**Exercise inputs**
=====
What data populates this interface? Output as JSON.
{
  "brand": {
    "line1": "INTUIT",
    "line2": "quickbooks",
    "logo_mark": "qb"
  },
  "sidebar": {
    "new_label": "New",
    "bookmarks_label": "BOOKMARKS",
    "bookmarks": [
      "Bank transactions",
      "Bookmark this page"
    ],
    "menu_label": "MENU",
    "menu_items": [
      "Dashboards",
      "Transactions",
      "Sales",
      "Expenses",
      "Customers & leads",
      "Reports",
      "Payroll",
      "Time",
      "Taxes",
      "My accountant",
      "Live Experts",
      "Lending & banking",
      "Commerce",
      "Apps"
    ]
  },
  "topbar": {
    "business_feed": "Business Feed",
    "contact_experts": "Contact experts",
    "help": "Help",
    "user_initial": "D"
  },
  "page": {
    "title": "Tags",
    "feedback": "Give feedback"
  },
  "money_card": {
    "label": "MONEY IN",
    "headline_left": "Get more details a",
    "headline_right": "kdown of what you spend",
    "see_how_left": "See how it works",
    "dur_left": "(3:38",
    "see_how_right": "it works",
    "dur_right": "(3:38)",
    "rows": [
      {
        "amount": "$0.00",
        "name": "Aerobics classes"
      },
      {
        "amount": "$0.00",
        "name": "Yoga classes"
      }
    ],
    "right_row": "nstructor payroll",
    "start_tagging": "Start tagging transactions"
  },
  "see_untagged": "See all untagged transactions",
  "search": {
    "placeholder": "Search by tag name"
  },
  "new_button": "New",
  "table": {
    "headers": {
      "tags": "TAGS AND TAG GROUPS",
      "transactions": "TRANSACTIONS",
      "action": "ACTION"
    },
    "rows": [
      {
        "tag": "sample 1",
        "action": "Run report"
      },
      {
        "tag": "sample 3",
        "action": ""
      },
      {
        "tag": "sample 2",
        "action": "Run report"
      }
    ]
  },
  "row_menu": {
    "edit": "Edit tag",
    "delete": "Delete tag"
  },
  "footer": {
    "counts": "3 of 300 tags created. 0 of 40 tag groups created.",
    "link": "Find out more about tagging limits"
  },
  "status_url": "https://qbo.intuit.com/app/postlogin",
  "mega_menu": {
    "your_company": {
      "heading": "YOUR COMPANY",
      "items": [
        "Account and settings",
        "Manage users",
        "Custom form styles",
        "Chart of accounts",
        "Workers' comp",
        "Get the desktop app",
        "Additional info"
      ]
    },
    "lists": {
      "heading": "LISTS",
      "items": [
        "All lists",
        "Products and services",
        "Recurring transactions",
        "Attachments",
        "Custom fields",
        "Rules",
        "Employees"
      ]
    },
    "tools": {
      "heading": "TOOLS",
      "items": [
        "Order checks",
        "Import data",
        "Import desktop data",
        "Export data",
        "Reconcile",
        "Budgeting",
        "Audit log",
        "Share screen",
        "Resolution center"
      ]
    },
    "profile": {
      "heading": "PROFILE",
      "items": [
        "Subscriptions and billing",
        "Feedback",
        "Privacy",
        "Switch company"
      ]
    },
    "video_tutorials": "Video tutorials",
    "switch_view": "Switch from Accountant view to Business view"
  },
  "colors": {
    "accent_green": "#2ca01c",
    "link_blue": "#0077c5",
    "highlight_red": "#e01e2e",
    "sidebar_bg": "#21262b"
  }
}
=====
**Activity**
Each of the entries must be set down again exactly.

**Completed exercise**
What data populates this interface? Output as JSON.
{
  "brand": {
    "line1": "INTUIT",
    "line2": "quickbooks",
    "logo_mark": "qb"
  },
  "sidebar": {
    "new_label": "New",
    "bookmarks_label": "BOOKMARKS",
    "bookmarks": [
      "Bank transactions",
      "Bookmark this page"
    ],
    "menu_label": "MENU",
    "menu_items": [
      "Dashboards",
      "Transactions",
      "Sales",
      "Expenses",
      "Customers & leads",
      "Reports",
      "Payroll",
      "Time",
      "Taxes",
      "My accountant",
      "Live Experts",
      "Lending & banking",
      "Commerce",
      "Apps"
    ]
  },
  "topbar": {
    "business_feed": "Business Feed",
    "contact_experts": "Contact experts",
    "help": "Help",
    "user_initial": "D"
  },
  "page": {
    "title": "Tags",
    "feedback": "Give feedback"
  },
  "money_card": {
    "label": "MONEY IN",
    "headline_left": "Get more details a",
    "headline_right": "kdown of what you spend",
    "see_how_left": "See how it works",
    "dur_left": "(3:38",
    "see_how_right": "it works",
    "dur_right": "(3:38)",
    "rows": [
      {
        "amount": "$0.00",
        "name": "Aerobics classes"
      },
      {
        "amount": "$0.00",
        "name": "Yoga classes"
      }
    ],
    "right_row": "nstructor payroll",
    "start_tagging": "Start tagging transactions"
  },
  "see_untagged": "See all untagged transactions",
  "search": {
    "placeholder": "Search by tag name"
  },
  "new_button": "New",
  "table": {
    "headers": {
      "tags": "TAGS AND TAG GROUPS",
      "transactions": "TRANSACTIONS",
      "action": "ACTION"
    },
    "rows": [
      {
        "tag": "sample 1",
        "action": "Run report"
      },
      {
        "tag": "sample 3",
        "action": ""
      },
      {
        "tag": "sample 2",
        "action": "Run report"
      }
    ]
  },
  "row_menu": {
    "edit": "Edit tag",
    "delete": "Delete tag"
  },
  "footer": {
    "counts": "3 of 300 tags created. 0 of 40 tag groups created.",
    "link": "Find out more about tagging limits"
  },
  "status_url": "https://qbo.intuit.com/app/postlogin",
  "mega_menu": {
    "your_company": {
      "heading": "YOUR COMPANY",
      "items": [
        "Account and settings",
        "Manage users",
        "Custom form styles",
        "Chart of accounts",
        "Workers' comp",
        "Get the desktop app",
        "Additional info"
      ]
    },
    "lists": {
      "heading": "LISTS",
      "items": [
        "All lists",
        "Products and services",
        "Recurring transactions",
        "Attachments",
        "Custom fields",
        "Rules",
        "Employees"
      ]
    },
    "tools": {
      "heading": "TOOLS",
      "items": [
        "Order checks",
        "Import data",
        "Import desktop data",
        "Export data",
        "Reconcile",
        "Budgeting",
        "Audit log",
        "Share screen",
        "Resolution center"
      ]
    },
    "profile": {
      "heading": "PROFILE",
      "items": [
        "Subscriptions and billing",
        "Feedback",
        "Privacy",
        "Switch company"
      ]
    },
    "video_tutorials": "Video tutorials",
    "switch_view": "Switch from Accountant view to Business view"
  },
  "colors": {
    "accent_green": "#2ca01c",
    "link_blue": "#0077c5",
    "highlight_red": "#e01e2e",
    "sidebar_bg": "#21262b"
  }
}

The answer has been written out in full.